California's finances are improving in the wake of two revenue-generating ballot propositions passed last month, and more fiscal reforms would be "viewed positively," according to Fitch Ratings.
"The state's fiscal recovery is incomplete and challenges remain, but continued economic improvement, a demonstrated commitment to more sustainable budgetary operations and progress on reducing budgetary debt would be viewed positively by Fitch," the ratings agency said in report Wednesday.
Fitch rates California below every other state at A-minus, assigning a stable outlook.
California general obligation bond spreads versus the benchmark Municipal Market Data triple-A rated debt index have tightened since the Nov. election, amid speculation that the state's bond rating may be upgraded.
The state constitution prioritizes general obligation bond debt service second only to education, which is one of the main reasons many investors believe that California is unlikely to default on its debt.
Standard & Poor's rates the state A-minus with a positive outlook, also the lowest of all other states, while Moody's Investors Service gives California an A1 rating, one notch above Illinois.
Proposition 30 temporarily raises sales taxes, and income taxes on the wealthy - raising an estimated $6 billion annually - while Proposition 39 changes the method multi-state corporations must calculate their income taxes - adding an estimated $500 million annually to the state's general fund.
Fitch said California's finances over the last two decades have suffered from volatile revenue swings, and periodic fiscal and cash flow crises.

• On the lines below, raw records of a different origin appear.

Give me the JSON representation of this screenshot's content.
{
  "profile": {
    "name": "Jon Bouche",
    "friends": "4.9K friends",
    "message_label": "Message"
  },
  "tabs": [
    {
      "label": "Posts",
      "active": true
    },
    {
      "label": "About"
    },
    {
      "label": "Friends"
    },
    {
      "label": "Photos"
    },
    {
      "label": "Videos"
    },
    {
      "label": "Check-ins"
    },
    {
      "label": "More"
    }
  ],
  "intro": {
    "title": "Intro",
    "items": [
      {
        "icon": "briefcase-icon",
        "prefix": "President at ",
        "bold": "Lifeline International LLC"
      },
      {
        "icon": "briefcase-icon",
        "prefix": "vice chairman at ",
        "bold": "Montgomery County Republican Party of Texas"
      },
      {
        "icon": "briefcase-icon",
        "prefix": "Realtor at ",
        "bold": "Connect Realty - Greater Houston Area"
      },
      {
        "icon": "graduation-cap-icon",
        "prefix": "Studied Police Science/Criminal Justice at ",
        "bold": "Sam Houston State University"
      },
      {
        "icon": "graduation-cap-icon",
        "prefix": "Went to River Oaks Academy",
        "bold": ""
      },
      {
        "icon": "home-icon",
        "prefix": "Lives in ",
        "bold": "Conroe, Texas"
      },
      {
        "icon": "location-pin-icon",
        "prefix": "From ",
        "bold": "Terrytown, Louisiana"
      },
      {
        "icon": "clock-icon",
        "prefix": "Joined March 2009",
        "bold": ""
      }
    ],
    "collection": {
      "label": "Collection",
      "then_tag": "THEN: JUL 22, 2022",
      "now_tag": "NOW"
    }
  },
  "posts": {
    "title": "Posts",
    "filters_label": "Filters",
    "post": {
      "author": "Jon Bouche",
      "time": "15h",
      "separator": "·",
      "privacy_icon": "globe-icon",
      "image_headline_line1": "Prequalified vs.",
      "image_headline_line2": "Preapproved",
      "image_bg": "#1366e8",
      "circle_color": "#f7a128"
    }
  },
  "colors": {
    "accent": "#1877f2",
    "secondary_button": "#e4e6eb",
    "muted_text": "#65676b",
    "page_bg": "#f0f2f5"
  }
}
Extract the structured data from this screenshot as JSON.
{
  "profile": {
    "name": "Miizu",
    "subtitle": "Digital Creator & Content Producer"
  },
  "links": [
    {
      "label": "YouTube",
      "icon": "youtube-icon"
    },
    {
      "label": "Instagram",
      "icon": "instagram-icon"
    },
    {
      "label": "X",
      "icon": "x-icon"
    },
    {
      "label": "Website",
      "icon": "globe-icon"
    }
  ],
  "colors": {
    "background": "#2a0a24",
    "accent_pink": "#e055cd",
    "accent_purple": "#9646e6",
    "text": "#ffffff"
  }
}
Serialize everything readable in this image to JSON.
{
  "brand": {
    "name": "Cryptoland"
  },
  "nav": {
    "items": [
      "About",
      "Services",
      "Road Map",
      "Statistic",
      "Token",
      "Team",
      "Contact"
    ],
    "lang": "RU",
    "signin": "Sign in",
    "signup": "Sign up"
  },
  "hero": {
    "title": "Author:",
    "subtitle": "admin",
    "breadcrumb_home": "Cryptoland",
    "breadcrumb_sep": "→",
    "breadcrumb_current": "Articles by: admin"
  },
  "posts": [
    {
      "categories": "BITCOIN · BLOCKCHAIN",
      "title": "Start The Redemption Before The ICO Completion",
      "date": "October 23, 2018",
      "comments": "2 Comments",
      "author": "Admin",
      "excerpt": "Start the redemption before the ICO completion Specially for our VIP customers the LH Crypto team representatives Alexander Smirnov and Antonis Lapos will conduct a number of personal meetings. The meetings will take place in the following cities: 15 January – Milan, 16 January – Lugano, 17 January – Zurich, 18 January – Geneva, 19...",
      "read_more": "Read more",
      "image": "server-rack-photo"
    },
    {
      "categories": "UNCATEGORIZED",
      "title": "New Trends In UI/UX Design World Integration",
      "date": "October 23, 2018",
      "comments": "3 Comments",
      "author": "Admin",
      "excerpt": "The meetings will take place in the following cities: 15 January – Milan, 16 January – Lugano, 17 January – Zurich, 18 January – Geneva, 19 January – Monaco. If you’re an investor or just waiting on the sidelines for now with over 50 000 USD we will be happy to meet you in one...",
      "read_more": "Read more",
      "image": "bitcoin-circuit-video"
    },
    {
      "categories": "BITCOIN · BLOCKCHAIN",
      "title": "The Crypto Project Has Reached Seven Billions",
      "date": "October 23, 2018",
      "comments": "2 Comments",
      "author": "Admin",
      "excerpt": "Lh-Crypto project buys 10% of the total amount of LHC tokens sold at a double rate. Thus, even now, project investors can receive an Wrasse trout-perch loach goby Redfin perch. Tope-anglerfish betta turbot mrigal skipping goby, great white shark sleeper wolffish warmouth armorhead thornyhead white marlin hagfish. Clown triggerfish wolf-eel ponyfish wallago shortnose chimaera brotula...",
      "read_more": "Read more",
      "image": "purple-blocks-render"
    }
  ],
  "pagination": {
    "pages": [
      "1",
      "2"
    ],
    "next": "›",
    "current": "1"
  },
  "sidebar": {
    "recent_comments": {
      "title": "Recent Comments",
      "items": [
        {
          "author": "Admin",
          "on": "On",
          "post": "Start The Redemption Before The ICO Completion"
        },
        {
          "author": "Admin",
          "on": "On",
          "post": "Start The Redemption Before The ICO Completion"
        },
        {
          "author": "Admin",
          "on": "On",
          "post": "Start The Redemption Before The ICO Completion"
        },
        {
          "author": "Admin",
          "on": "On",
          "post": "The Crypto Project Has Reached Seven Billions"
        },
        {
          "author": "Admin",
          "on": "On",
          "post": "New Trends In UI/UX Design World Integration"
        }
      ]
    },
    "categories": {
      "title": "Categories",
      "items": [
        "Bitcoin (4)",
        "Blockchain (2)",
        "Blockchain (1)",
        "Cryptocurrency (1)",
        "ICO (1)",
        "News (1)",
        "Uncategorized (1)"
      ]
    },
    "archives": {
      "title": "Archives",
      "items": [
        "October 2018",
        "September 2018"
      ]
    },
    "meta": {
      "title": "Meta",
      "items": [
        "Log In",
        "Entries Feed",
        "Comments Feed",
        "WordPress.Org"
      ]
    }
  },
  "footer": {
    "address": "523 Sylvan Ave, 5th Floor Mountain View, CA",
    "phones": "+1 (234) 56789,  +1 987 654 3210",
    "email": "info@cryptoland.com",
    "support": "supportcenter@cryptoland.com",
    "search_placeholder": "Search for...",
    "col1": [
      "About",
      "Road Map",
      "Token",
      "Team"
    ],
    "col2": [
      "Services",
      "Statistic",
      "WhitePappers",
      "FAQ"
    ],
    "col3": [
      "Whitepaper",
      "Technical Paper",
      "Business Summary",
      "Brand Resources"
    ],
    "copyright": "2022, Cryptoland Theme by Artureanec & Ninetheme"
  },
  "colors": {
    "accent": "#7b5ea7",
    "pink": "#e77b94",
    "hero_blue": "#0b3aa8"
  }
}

It said the state's ability to handle these problems have been hindered by "numerous restrictive voter initiatives and by a highly partisan policy making environment."
Fitch said California has made notable progress since the recession and fiscal crisis of 2008 and 2009, adding that the two measures passed last month are a continuation of the positive trend.